How Independent Agents Can Compete With Direct Writers and Captive Agents
You’ve run out of milk at home. Your wife calls you and asks you to stop for milk on the way home. Will you go to a specialty dairy store that sells all forms of dairy products or will you stop at the nearest convenience store or grocery? Are you going to a store that just sells Fat-Free milk or are you just looking for a store that carries whole milk, 2% milk, low-fat milk and non-fat milk?
On the other hand, if you have a list of vegetables, meats, dairy products, fruit and breads to buy, are you going to the local convenience store that may have one kind of each available, or are you going to a supermarket that has a wide variety of each type of food from which to choose?
This example describes why consumers will head toward convenience for generic selections like milk, but would never consider going to a specialty store when they have a large variety of needs or want a variety of products from which to select.
The insurance industry has become similar to the grocery business when identifying customer reactions and buying habits. If we recognize this fact, we can effectively market our products, services and our independent agency benefits against our direct writing competitors.
If a customer is seeking a “generic” product like personal auto insurance, he feels that one product is much like another and one provider is like another. He will naturally turn toward where he thinks he can purchase the product most conveniently IF he believes that the cost factors are the same regardless of supplier. When he wants “milk,” he will go to the convenience store.
However, if the customer is thinking about PROTECTING HIS ASSETS and sees one insurance policy as a part of his Asset Protection Program, he would be less likely go to the “auto insurance store.” Instead, he would be to go to the independent agents who have a large variety of insurance types that dovetail into each other with several providers whose different products fit different consumers.
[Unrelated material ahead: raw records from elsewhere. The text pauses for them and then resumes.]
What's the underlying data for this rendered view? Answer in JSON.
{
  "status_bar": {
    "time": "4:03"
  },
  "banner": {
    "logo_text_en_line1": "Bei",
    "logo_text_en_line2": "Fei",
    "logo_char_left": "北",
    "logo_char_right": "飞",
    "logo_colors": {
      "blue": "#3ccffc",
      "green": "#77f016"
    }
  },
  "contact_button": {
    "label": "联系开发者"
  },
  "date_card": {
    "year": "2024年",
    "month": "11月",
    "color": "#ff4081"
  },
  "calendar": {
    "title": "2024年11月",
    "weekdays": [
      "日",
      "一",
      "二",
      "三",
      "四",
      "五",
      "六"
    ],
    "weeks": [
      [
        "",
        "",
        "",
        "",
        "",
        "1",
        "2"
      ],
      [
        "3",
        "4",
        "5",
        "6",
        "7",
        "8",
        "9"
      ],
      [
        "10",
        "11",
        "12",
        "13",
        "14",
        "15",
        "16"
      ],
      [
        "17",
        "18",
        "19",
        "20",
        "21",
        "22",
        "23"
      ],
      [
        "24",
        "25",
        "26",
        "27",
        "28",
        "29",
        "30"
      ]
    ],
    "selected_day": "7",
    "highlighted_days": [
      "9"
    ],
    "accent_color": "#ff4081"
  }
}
Our job is to direct our prospects away from the focused advertising of the direct writers toward a single product and concentrate them on protecting their assets and families through an integrated insurance program. Most of us have several companies to choose from, and each has several forms of insurance for each of our clients’ exposures. In many cases, the pricing, which is the main point of advertising by our direct writing competitors, is very similar. We now have access to discounting programs for clients insuring multiple lines with the same carrier. The direct writers may have the same options, but their advertising is geared toward price and is product-centric.
In order to compete against the direct writers, we must direct our advertising and marketing toward the most important aspects of the clients’ insurance protection. That is, of course, integrated coverage at a fair price with CHOICES that can only be afforded by a professional that offers a variety of products and coverage options.
This means we have to first concentrate the prospects on Total Protection and away from the sole consideration of cheaper immediate price for a single coverage or product.
We recommend a marketing program that pokes some fun at the One-Size-Fits-All scenario that is the default thinking of most direct writers. Even those who boast that they compare prices with other carriers still concentrate on the one dimension, PRICE, because they can not offer the prospects any other choices.
Our primary visual is a thin man with an embarrassed look on his face standing inside of and holding up a pair of pants several sizes too large. The caption reads, “One Size Does NOT Fit All – in clothes and in insurance – See __________ Agency for “tailor-made” insurance to protect all of your most important assets and your family without potential embarrassing (or expensive) gaps in coverage.”
There are several marketing choices you can make depending on how much you have to spend on advertising and marketing and how much revenue you intend to generate as the result of the campaign. Your message can be done in print, in animation, in video and even in audio for radio. Then, as proven by advertisers and marketers throughout history, REPETITION MAKES IT REAL. Repeat the same message – in the same form if you have to – and often — to get the clients to acknowledge that your message is the true reality of insurance.